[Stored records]
/---
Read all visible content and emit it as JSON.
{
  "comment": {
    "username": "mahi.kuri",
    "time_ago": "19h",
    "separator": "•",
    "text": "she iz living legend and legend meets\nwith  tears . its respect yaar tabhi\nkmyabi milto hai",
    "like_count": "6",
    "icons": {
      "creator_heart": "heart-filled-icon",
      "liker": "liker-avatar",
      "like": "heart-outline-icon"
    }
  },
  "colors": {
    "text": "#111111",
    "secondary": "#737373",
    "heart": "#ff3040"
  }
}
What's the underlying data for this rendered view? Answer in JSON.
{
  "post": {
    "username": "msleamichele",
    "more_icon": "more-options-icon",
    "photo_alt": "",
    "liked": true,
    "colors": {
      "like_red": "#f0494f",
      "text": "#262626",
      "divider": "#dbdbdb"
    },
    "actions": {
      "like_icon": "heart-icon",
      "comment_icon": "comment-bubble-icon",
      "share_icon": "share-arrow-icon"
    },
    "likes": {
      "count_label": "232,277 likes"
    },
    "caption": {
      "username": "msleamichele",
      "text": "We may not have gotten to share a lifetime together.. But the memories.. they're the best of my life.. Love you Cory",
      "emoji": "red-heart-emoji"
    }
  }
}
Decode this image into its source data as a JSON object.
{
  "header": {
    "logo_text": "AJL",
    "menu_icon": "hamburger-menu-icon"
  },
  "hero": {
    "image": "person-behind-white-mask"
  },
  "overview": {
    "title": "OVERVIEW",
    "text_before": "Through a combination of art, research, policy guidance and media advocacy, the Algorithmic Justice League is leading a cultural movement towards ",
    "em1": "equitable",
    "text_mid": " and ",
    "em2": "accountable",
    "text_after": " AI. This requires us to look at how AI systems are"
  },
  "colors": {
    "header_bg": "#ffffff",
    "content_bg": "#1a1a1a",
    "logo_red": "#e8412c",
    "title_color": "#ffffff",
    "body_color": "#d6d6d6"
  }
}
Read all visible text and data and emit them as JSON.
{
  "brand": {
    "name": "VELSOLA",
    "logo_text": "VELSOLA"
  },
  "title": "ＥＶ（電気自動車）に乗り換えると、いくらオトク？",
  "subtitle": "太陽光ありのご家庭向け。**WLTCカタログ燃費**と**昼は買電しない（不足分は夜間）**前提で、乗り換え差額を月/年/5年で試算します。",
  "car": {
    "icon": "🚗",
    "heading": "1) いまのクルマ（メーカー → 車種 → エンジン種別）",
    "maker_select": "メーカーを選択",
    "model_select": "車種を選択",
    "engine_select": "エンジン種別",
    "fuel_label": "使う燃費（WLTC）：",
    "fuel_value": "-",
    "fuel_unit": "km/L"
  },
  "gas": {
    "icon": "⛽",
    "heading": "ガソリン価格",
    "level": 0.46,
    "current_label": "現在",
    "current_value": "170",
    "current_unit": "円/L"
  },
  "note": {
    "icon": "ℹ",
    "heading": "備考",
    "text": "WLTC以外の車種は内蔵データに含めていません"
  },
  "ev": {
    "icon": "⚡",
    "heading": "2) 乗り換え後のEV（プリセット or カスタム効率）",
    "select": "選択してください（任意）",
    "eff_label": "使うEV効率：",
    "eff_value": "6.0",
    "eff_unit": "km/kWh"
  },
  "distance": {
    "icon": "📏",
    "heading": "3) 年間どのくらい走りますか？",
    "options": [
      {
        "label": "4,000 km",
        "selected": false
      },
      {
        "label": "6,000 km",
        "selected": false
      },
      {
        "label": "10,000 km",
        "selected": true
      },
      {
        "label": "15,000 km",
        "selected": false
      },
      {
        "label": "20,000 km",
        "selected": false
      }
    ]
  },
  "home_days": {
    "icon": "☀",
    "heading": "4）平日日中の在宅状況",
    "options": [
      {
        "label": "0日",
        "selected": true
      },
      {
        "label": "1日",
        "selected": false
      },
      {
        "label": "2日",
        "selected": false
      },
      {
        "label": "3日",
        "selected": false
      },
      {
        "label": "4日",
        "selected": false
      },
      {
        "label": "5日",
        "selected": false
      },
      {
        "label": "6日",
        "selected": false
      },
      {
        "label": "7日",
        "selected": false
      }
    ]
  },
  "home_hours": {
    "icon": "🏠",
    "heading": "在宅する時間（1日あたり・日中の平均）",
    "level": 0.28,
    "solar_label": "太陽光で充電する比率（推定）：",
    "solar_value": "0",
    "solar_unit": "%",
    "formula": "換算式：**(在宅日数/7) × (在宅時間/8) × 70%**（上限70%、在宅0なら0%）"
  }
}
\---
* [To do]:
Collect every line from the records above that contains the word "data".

* [Exercise answer]:
What's the underlying data for this rendered view? Answer in JSON.
Decode this image into its source data as a JSON object.
Read all visible text and data and emit them as JSON.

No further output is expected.